**WORK TO BE COMPLETED:** Reproduce the records precisely. Omit every picture.

**DATA FOR THE TASK:**
-- Opening Marker --

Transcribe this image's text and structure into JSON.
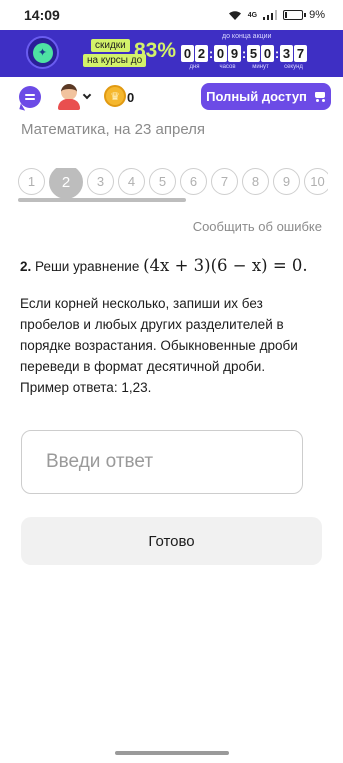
{
  "status_bar": {
    "time": "14:09",
    "network": "4G",
    "battery": "9%",
    "battery_fraction": 0.09
  },
  "promo": {
    "tag_line1": "скидки",
    "tag_line2": "на курсы до",
    "percent": "83%",
    "timer_caption": "до конца акции",
    "timer": [
      {
        "digits": [
          "0",
          "2"
        ],
        "label": "дня"
      },
      {
        "digits": [
          "0",
          "9"
        ],
        "label": "часов"
      },
      {
        "digits": [
          "5",
          "0"
        ],
        "label": "минут"
      },
      {
        "digits": [
          "3",
          "7"
        ],
        "label": "секунд"
      }
    ],
    "colors": {
      "background": "#3e2fc4",
      "accent": "#d3f26a"
    }
  },
  "header": {
    "coin_count": "0",
    "full_access_label": "Полный доступ",
    "accent": "#6c4be6"
  },
  "subject_title": "Математика, на 23 апреля",
  "question_nav": {
    "items": [
      "1",
      "2",
      "3",
      "4",
      "5",
      "6",
      "7",
      "8",
      "9",
      "10"
    ],
    "active_index": 1
  },
  "report_error_label": "Сообщить об ошибке",
  "question": {
    "number": "2.",
    "prompt": "Реши уравнение",
    "equation": "(4x + 3)(6 − x) = 0.",
    "instructions": "Если корней несколько, запиши их без пробелов и любых других разделителей в порядке возрастания. Обыкновенные дроби переведи в формат десятичной дроби. Пример ответа: 1,23."
  },
  "answer": {
    "placeholder": "Введи ответ",
    "value": ""
  },
  "done_label": "Готово"
}
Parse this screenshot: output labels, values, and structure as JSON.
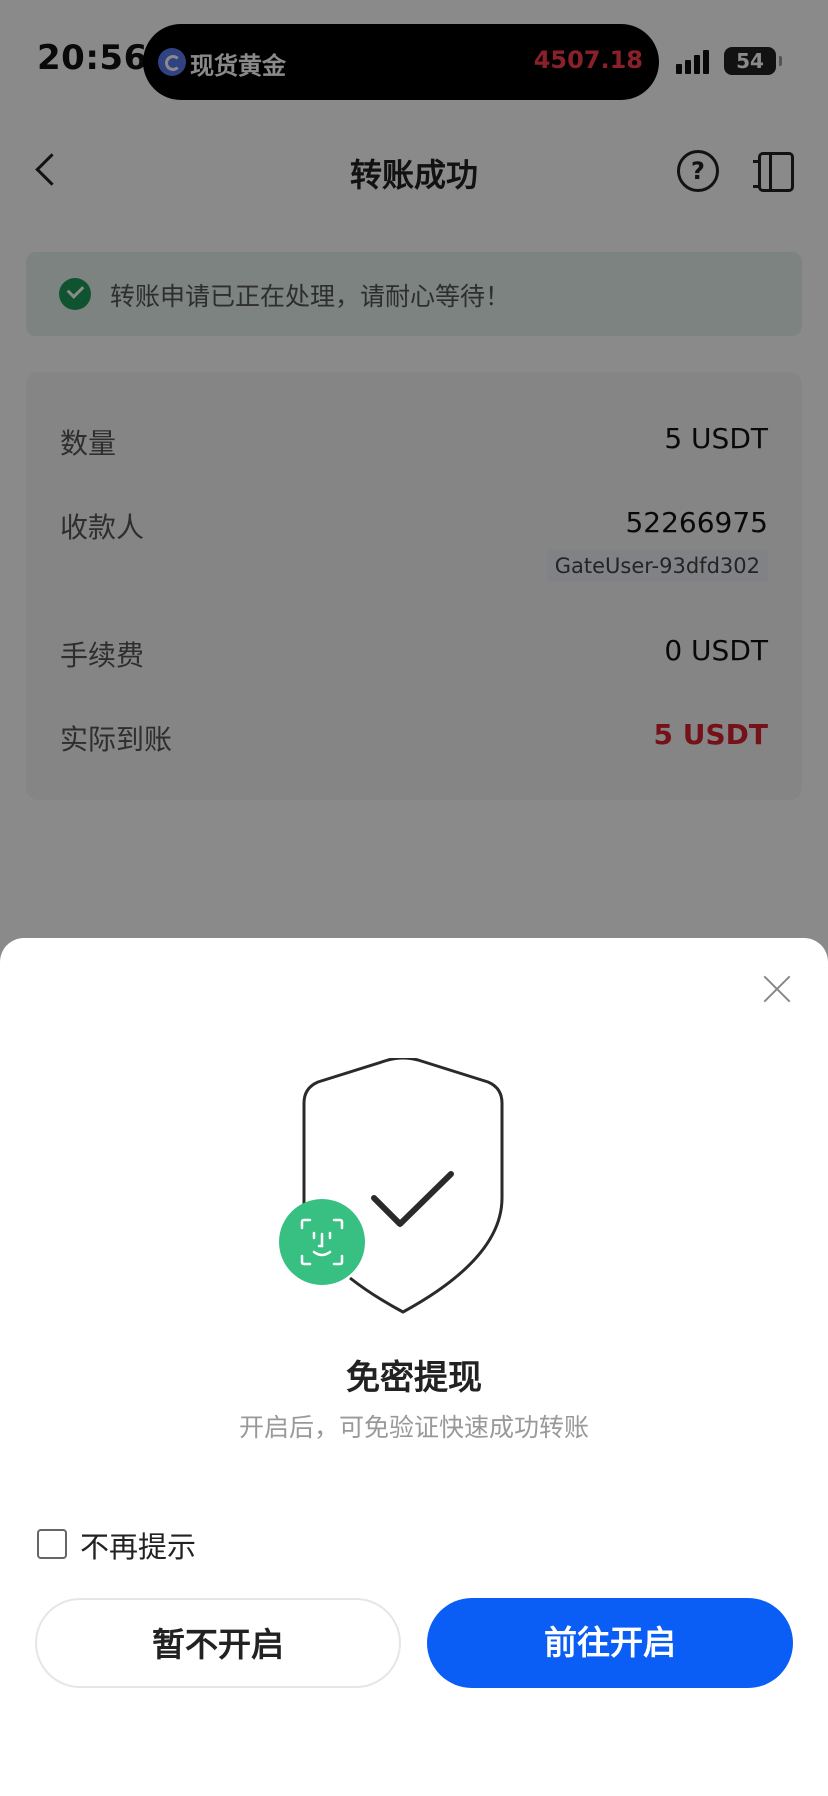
{
  "status_bar": {
    "time": "20:56",
    "island_title": "现货黄金",
    "island_price": "4507.18",
    "battery": "54"
  },
  "nav": {
    "title": "转账成功",
    "help_glyph": "?"
  },
  "notice": {
    "text": "转账申请已正在处理，请耐心等待！"
  },
  "details": {
    "amount_label": "数量",
    "amount_value": "5 USDT",
    "payee_label": "收款人",
    "payee_id": "52266975",
    "payee_name": "GateUser-93dfd302",
    "fee_label": "手续费",
    "fee_value": "0 USDT",
    "received_label": "实际到账",
    "received_value": "5 USDT"
  },
  "sheet": {
    "title": "免密提现",
    "subtitle": "开启后，可免验证快速成功转账",
    "checkbox_label": "不再提示",
    "cancel_label": "暂不开启",
    "confirm_label": "前往开启"
  },
  "colors": {
    "accent": "#0a5df5",
    "success": "#1f9a5a",
    "received": "#d8222f",
    "price": "#ff3b4e"
  },
  "icons": [
    "back-icon",
    "help-icon",
    "record-icon",
    "check-circle-icon",
    "close-icon",
    "shield-check-icon",
    "face-id-icon"
  ]
}
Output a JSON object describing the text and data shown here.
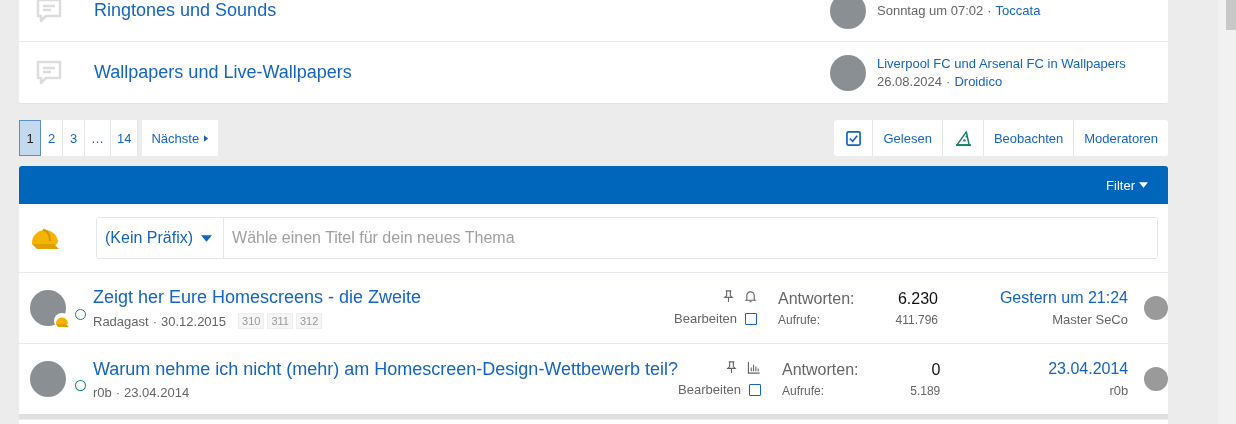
{
  "nodes": [
    {
      "title": "Ringtones und Sounds",
      "latest": {
        "date": "Sonntag um 07:02",
        "sep": "·",
        "user": "Toccata"
      }
    },
    {
      "title": "Wallpapers und Live-Wallpapers",
      "latest": {
        "title": "Liverpool FC und Arsenal FC in Wallpapers",
        "date": "26.08.2024",
        "sep": "·",
        "user": "Droidico"
      }
    }
  ],
  "pagination": {
    "pages": [
      {
        "label": "1",
        "selected": true
      },
      {
        "label": "2",
        "selected": false
      },
      {
        "label": "3",
        "selected": false
      },
      {
        "label": "…",
        "selected": false
      },
      {
        "label": "14",
        "selected": false
      }
    ],
    "next": "Nächste"
  },
  "actions": [
    {
      "kind": "checkbox",
      "label": "Gelesen"
    },
    {
      "kind": "hat",
      "label": "Beobachten"
    },
    {
      "kind": "text",
      "label": "Moderatoren"
    }
  ],
  "filter": {
    "label": "Filter"
  },
  "new_thread": {
    "prefix": "(Kein Präfix)",
    "placeholder": "Wähle einen Titel für dein neues Thema"
  },
  "threads": [
    {
      "title": "Zeigt her Eure Homescreens - die Zweite",
      "author": "Radagast",
      "sep": "·",
      "date": "30.12.2015",
      "pages": [
        "310",
        "311",
        "312"
      ],
      "avatar_badge": true,
      "status_icons": [
        {
          "kind": "pin"
        },
        {
          "kind": "bell"
        }
      ],
      "edit_label": "Bearbeiten",
      "selected": false,
      "replies_label": "Antworten:",
      "replies": "6.230",
      "views_label": "Aufrufe:",
      "views": "411.796",
      "last_date": "Gestern um 21:24",
      "last_user": "Master SeCo"
    },
    {
      "title": "Warum nehme ich nicht (mehr) am Homescreen-Design-Wettbewerb teil?",
      "author": "r0b",
      "sep": "·",
      "date": "23.04.2014",
      "avatar_badge": false,
      "status_icons": [
        {
          "kind": "pin"
        },
        {
          "kind": "chart"
        }
      ],
      "edit_label": "Bearbeiten",
      "selected": false,
      "replies_label": "Antworten:",
      "replies": "0",
      "views_label": "Aufrufe:",
      "views": "5.189",
      "last_date": "23.04.2014",
      "last_user": "r0b"
    }
  ]
}
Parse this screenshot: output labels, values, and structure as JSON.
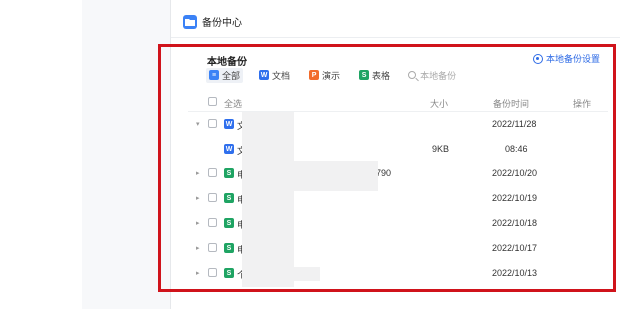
{
  "window": {
    "title": "备份中心"
  },
  "panel": {
    "title": "本地备份",
    "settings_label": "本地备份设置",
    "filters": [
      {
        "label": "全部",
        "icon": "list-icon",
        "active": true
      },
      {
        "label": "文档",
        "icon": "doc-icon",
        "glyph": "W"
      },
      {
        "label": "演示",
        "icon": "ppt-icon",
        "glyph": "P"
      },
      {
        "label": "表格",
        "icon": "xls-icon",
        "glyph": "S"
      }
    ],
    "search_placeholder": "本地备份"
  },
  "table": {
    "headers": {
      "select_all": "全选",
      "size": "大小",
      "time": "备份时间",
      "ops": "操作"
    },
    "rows": [
      {
        "expand": "▾",
        "initial": "文",
        "size": "",
        "date": "2022/11/28",
        "suffix": ""
      },
      {
        "expand": "",
        "initial": "文",
        "size": "9KB",
        "date": "08:46",
        "suffix": ""
      },
      {
        "expand": "▸",
        "initial": "电",
        "size": "",
        "date": "2022/10/20",
        "suffix": "790"
      },
      {
        "expand": "▸",
        "initial": "电",
        "size": "",
        "date": "2022/10/19",
        "suffix": ""
      },
      {
        "expand": "▸",
        "initial": "电",
        "size": "",
        "date": "2022/10/18",
        "suffix": ""
      },
      {
        "expand": "▸",
        "initial": "电",
        "size": "",
        "date": "2022/10/17",
        "suffix": ""
      },
      {
        "expand": "▸",
        "initial": "个",
        "size": "",
        "date": "2022/10/13",
        "suffix": ""
      }
    ]
  },
  "colors": {
    "accent": "#2e6be6",
    "highlight": "#d0131b",
    "doc": "#2f6fed",
    "xls": "#1fa463",
    "ppt": "#f26b2b"
  }
}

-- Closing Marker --

**RESULT:**
Transcribe this image's text and structure into JSON.
{
  "status_bar": {
    "time": "14:09",
    "network": "4G",
    "battery": "9%",
    "battery_fraction": 0.09
  },
  "promo": {
    "tag_line1": "скидки",
    "tag_line2": "на курсы до",
    "percent": "83%",
    "timer_caption": "до конца акции",
    "timer": [
      {
        "digits": [
          "0",
          "2"
        ],
        "label": "дня"
      },
      {
        "digits": [
          "0",
          "9"
        ],
        "label": "часов"
      },
      {
        "digits": [
          "5",
          "0"
        ],
        "label": "минут"
      },
      {
        "digits": [
          "3",
          "7"
        ],
        "label": "секунд"
      }
    ],
    "colors": {
      "background": "#3e2fc4",
      "accent": "#d3f26a"
    }
  },
  "header": {
    "coin_count": "0",
    "full_access_label": "Полный доступ",
    "accent": "#6c4be6"
  },
  "subject_title": "Математика, на 23 апреля",
  "question_nav": {
    "items": [
      "1",
      "2",
      "3",
      "4",
      "5",
      "6",
      "7",
      "8",
      "9",
      "10"
    ],
    "active_index": 1
  },
  "report_error_label": "Сообщить об ошибке",
  "question": {
    "number": "2.",
    "prompt": "Реши уравнение",
    "equation": "(4x + 3)(6 − x) = 0.",
    "instructions": "Если корней несколько, запиши их без пробелов и любых других разделителей в порядке возрастания. Обыкновенные дроби переведи в формат десятичной дроби. Пример ответа: 1,23."
  },
  "answer": {
    "placeholder": "Введи ответ",
    "value": ""
  },
  "done_label": "Готово"
}
Parse this screenshot: output labels, values, and structure as JSON.
{
  "status_bar": {
    "time": "20:56",
    "island_title": "现货黄金",
    "island_price": "4507.18",
    "battery": "54"
  },
  "nav": {
    "title": "转账成功",
    "help_glyph": "?"
  },
  "notice": {
    "text": "转账申请已正在处理，请耐心等待！"
  },
  "details": {
    "amount_label": "数量",
    "amount_value": "5 USDT",
    "payee_label": "收款人",
    "payee_id": "52266975",
    "payee_name": "GateUser-93dfd302",
    "fee_label": "手续费",
    "fee_value": "0 USDT",
    "received_label": "实际到账",
    "received_value": "5 USDT"
  },
  "sheet": {
    "title": "免密提现",
    "subtitle": "开启后，可免验证快速成功转账",
    "checkbox_label": "不再提示",
    "cancel_label": "暂不开启",
    "confirm_label": "前往开启"
  },
  "colors": {
    "accent": "#0a5df5",
    "success": "#1f9a5a",
    "received": "#d8222f",
    "price": "#ff3b4e"
  },
  "icons": [
    "back-icon",
    "help-icon",
    "record-icon",
    "check-circle-icon",
    "close-icon",
    "shield-check-icon",
    "face-id-icon"
  ]
}
Output a JSON object describing the text and data shown here.
{
  "nodes": [
    {
      "title": "Ringtones und Sounds",
      "latest": {
        "date": "Sonntag um 07:02",
        "sep": "·",
        "user": "Toccata"
      }
    },
    {
      "title": "Wallpapers und Live-Wallpapers",
      "latest": {
        "title": "Liverpool FC und Arsenal FC in Wallpapers",
        "date": "26.08.2024",
        "sep": "·",
        "user": "Droidico"
      }
    }
  ],
  "pagination": {
    "pages": [
      {
        "label": "1",
        "selected": true
      },
      {
        "label": "2",
        "selected": false
      },
      {
        "label": "3",
        "selected": false
      },
      {
        "label": "…",
        "selected": false
      },
      {
        "label": "14",
        "selected": false
      }
    ],
    "next": "Nächste"
  },
  "actions": [
    {
      "kind": "checkbox",
      "label": "Gelesen"
    },
    {
      "kind": "hat",
      "label": "Beobachten"
    },
    {
      "kind": "text",
      "label": "Moderatoren"
    }
  ],
  "filter": {
    "label": "Filter"
  },
  "new_thread": {
    "prefix": "(Kein Präfix)",
    "placeholder": "Wähle einen Titel für dein neues Thema"
  },
  "threads": [
    {
      "title": "Zeigt her Eure Homescreens - die Zweite",
      "author": "Radagast",
      "sep": "·",
      "date": "30.12.2015",
      "pages": [
        "310",
        "311",
        "312"
      ],
      "avatar_badge": true,
      "status_icons": [
        {
          "kind": "pin"
        },
        {
          "kind": "bell"
        }
      ],
      "edit_label": "Bearbeiten",
      "selected": false,
      "replies_label": "Antworten:",
      "replies": "6.230",
      "views_label": "Aufrufe:",
      "views": "411.796",
      "last_date": "Gestern um 21:24",
      "last_user": "Master SeCo"
    },
    {
      "title": "Warum nehme ich nicht (mehr) am Homescreen-Design-Wettbewerb teil?",
      "author": "r0b",
      "sep": "·",
      "date": "23.04.2014",
      "avatar_badge": false,
      "status_icons": [
        {
          "kind": "pin"
        },
        {
          "kind": "chart"
        }
      ],
      "edit_label": "Bearbeiten",
      "selected": false,
      "replies_label": "Antworten:",
      "replies": "0",
      "views_label": "Aufrufe:",
      "views": "5.189",
      "last_date": "23.04.2014",
      "last_user": "r0b"
    }
  ]
}
Parse this screenshot: output labels, values, and structure as JSON.
{
  "window": {
    "title": "备份中心"
  },
  "panel": {
    "title": "本地备份",
    "settings_label": "本地备份设置",
    "filters": [
      {
        "label": "全部",
        "icon": "list-icon",
        "active": true
      },
      {
        "label": "文档",
        "icon": "doc-icon",
        "glyph": "W"
      },
      {
        "label": "演示",
        "icon": "ppt-icon",
        "glyph": "P"
      },
      {
        "label": "表格",
        "icon": "xls-icon",
        "glyph": "S"
      }
    ],
    "search_placeholder": "本地备份"
  },
  "table": {
    "headers": {
      "select_all": "全选",
      "size": "大小",
      "time": "备份时间",
      "ops": "操作"
    },
    "rows": [
      {
        "expand": "▾",
        "initial": "文",
        "size": "",
        "date": "2022/11/28",
        "suffix": ""
      },
      {
        "expand": "",
        "initial": "文",
        "size": "9KB",
        "date": "08:46",
        "suffix": ""
      },
      {
        "expand": "▸",
        "initial": "电",
        "size": "",
        "date": "2022/10/20",
        "suffix": "790"
      },
      {
        "expand": "▸",
        "initial": "电",
        "size": "",
        "date": "2022/10/19",
        "suffix": ""
      },
      {
        "expand": "▸",
        "initial": "电",
        "size": "",
        "date": "2022/10/18",
        "suffix": ""
      },
      {
        "expand": "▸",
        "initial": "电",
        "size": "",
        "date": "2022/10/17",
        "suffix": ""
      },
      {
        "expand": "▸",
        "initial": "个",
        "size": "",
        "date": "2022/10/13",
        "suffix": ""
      }
    ]
  },
  "colors": {
    "accent": "#2e6be6",
    "highlight": "#d0131b",
    "doc": "#2f6fed",
    "xls": "#1fa463",
    "ppt": "#f26b2b"
  }
}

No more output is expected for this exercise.